We have a number of updates to share with you about legal cases addressing discrimination and AAUP policies in which we’ve filed amicus briefs or been otherwise involved.
In March the AAUP joined with Brady: United Against Gun Violence and its youth-led initiative, Team Enough, in submitting an amicus brief to the Michigan Supreme Court. The brief supports the defendant in the appeal of Joshua Wade v. University of Michigan, affirming a lower-court ruling that the university’s prohibition on firearms does not infringe on Second Amendment rights. It argues in favor of the right to impose gun-control measures on campuses to protect faculty members and students and explains how the presence of firearms could have a negative impact on academic freedom. Citing a 2015 statement opposing “campus-carry” laws that the AAUP issued jointly with the American Federation of Teachers, the Association of American Colleges and Universities, and the Association of Governing Boards of Universities and Colleges, the brief notes that “students and faculty members will not feel comfortable discussing controversial subjects if they think there might be a gun in the room” and summarizes research that supports this claim.
The AAUP also submitted a brief in the Oregon Court of Appeals in March in a case that involves the distribution of antiunion FAQs by Oregon State University. The appeal arose from an Oregon Employment Relations Board decision—based on the filing of an unfair labor practices complaint by United Academics of Oregon State University—finding that the university had violated a state law requiring neutrality in union organizing drives by circulating the FAQs. According to the board, after soliciting faculty questions, OSU wrote or edited many of the questions in the FAQs, presented them as having been asked by members of the faculty, and failed to disclose substantive changes to some questions. Oregon State University and six other public universities submitted an amicus brief that argued that the FAQs were protected by shared governance. The AAUP amicus brief challenged that claim, explaining the importance of shared governance as a framework for faculty participation in decision-making and asserting that the unilaterally created FAQs neither constituted nor contributed to meaningful shared governance.

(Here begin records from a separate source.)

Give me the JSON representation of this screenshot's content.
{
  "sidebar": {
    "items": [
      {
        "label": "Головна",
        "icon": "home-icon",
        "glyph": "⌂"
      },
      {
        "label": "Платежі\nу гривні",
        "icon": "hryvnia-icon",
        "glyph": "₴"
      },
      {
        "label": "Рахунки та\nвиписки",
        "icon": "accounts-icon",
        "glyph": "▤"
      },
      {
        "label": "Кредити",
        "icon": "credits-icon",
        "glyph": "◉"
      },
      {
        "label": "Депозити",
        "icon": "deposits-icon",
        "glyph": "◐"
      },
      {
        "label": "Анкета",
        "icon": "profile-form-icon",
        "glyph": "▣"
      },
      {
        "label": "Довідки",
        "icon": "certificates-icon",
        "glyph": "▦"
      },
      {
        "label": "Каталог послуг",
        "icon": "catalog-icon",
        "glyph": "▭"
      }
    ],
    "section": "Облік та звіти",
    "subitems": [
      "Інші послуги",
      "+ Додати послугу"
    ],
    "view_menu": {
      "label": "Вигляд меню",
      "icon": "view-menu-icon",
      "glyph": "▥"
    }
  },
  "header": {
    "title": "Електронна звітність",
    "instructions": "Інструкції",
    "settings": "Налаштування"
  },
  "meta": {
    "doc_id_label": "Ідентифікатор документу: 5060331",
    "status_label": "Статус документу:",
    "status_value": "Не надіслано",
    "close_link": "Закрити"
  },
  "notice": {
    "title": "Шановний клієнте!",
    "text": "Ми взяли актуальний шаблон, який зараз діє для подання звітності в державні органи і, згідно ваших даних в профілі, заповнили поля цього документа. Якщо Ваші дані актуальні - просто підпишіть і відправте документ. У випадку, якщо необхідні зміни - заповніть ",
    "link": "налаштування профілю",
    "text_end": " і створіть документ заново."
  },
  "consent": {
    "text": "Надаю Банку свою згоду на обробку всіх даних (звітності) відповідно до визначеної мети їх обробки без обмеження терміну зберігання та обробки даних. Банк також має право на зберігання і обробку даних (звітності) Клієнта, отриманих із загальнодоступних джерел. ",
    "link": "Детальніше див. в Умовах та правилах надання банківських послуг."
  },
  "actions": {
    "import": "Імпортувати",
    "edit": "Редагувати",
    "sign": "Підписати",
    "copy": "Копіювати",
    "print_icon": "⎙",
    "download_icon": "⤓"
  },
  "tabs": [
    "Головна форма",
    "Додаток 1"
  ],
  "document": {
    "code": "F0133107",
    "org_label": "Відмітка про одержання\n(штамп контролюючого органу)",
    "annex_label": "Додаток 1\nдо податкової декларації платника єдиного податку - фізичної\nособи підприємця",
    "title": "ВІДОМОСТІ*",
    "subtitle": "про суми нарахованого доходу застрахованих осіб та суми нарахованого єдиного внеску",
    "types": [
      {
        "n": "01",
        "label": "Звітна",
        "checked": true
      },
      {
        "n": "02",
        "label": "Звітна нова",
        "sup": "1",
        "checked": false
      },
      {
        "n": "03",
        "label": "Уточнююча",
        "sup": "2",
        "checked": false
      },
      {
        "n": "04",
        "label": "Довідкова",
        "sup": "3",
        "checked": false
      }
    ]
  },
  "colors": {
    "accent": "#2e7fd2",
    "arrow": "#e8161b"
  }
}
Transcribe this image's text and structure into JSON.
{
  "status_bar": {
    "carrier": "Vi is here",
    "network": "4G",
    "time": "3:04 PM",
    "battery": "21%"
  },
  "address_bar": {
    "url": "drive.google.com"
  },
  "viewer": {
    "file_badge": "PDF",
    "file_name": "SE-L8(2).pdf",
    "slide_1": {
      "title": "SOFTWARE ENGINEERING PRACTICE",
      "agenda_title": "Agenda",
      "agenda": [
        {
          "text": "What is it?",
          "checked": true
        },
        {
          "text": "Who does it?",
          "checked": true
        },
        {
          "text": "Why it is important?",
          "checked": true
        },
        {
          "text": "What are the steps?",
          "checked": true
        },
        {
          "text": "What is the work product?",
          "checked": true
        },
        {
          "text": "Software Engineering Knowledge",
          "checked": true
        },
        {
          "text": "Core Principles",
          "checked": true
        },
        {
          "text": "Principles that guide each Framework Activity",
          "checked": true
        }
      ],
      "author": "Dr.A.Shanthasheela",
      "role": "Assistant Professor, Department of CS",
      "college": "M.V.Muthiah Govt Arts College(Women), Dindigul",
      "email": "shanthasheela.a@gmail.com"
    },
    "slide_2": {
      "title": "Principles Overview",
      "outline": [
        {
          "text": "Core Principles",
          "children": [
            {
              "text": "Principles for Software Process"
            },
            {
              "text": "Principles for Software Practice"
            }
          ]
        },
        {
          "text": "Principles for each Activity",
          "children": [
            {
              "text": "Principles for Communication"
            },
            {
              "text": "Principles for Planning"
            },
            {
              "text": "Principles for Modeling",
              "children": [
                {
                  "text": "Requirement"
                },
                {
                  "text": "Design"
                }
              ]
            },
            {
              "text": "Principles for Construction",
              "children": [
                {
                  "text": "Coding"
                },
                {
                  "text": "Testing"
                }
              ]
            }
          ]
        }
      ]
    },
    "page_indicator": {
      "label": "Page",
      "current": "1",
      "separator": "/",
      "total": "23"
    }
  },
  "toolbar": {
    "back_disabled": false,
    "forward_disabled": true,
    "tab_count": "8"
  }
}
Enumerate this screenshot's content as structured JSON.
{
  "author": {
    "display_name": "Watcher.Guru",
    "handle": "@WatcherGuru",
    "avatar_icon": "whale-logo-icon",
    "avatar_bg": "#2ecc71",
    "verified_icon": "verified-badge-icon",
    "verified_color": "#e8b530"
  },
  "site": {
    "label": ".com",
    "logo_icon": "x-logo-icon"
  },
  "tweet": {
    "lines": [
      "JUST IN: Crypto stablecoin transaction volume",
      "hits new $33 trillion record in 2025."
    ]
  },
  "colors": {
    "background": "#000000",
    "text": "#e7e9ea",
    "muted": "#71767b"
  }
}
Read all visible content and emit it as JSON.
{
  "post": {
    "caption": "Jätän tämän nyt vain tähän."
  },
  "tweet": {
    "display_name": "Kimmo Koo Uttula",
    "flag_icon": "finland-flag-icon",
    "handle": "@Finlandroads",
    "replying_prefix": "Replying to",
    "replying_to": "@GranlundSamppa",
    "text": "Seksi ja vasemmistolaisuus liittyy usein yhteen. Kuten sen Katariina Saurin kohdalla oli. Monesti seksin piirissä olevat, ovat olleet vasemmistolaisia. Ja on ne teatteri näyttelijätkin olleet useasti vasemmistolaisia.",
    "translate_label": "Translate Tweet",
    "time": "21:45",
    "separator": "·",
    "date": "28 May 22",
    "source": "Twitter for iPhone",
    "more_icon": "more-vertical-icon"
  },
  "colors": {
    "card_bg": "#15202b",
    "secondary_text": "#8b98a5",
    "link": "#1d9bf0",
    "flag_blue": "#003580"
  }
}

This spring also brought positive developments in two legal cases in which the AAUP previously filed amicus briefs.
The first case involves Margaret DeWeese-Boyd, a professor of social work who alleges that she was denied a promotion by Gordon College because of her outspoken criticism regarding LGBTQ issues at the Christian college. As reported in the winter issue of Academe, the AAUP authored and filed an amicus brief in support of DeWeese-Boyd, arguing that she is not a “minister” and that the college had inappropriately invoked the “ministerial exception” to First Amendment law in an attempt to avoid application of Massachusetts employment laws. In March, the Massachusetts Supreme Court found that DeWeese-Boyd is not a ministerial employee and returned the case to the trial court to determine whether the university had violated Massachusetts antidiscrimination laws.
More good news came in a ruling that allows Jennifer Freyd to proceed with a discrimination suit against the University of Oregon alleging she was underpaid due largely to retention raises given to comparable male faculty. After a lower court dismissed her suit, Freyd filed an appeal in the Ninth Circuit Court of Appeals, and the AAUP submitted an amicus brief in September 2019 supporting her case. The brief provided information about gender-based wage discrimination in academia and about faculty work, explaining that the pay differentials Freyd documented were not justified and arguing that her department’s retention-raise practice had a discriminatory impact that the university could have corrected. The appeals court found in March that the faculty jobs of women and men were “comparable” for legal purposes and that the university could have avoided the discriminatory impact of retention raises by revisiting the pay of comparable faculty when retention raises were given.
Finally, as we let you know in an email earlier this month, in a major victory for graduate employees at private universities, the National Labor Relations Board (NLRB) announced that it was withdrawing a rule proposed in late 2019 that would have barred graduate assistants from engaging in union organizing and collective bargaining under the protection of federal law. With the withdrawal of the proposed rule, the governing standard remains the one established in a 2016 NLRB decision that allowed graduate employees at Columbia University to unionize. The AAUP has long supported the bargaining rights of graduate employees and submitted an amicus brief in the Columbia University case, which was cited and relied upon by the board in its decision.
Amicus briefs in which the AAUP participates appear, along with summaries of the cases they support, on the AAUP website at https://www.aaup.org/our-work/legal-program/amicus-briefs. The summaries are updated after courts issue decisions in the cases.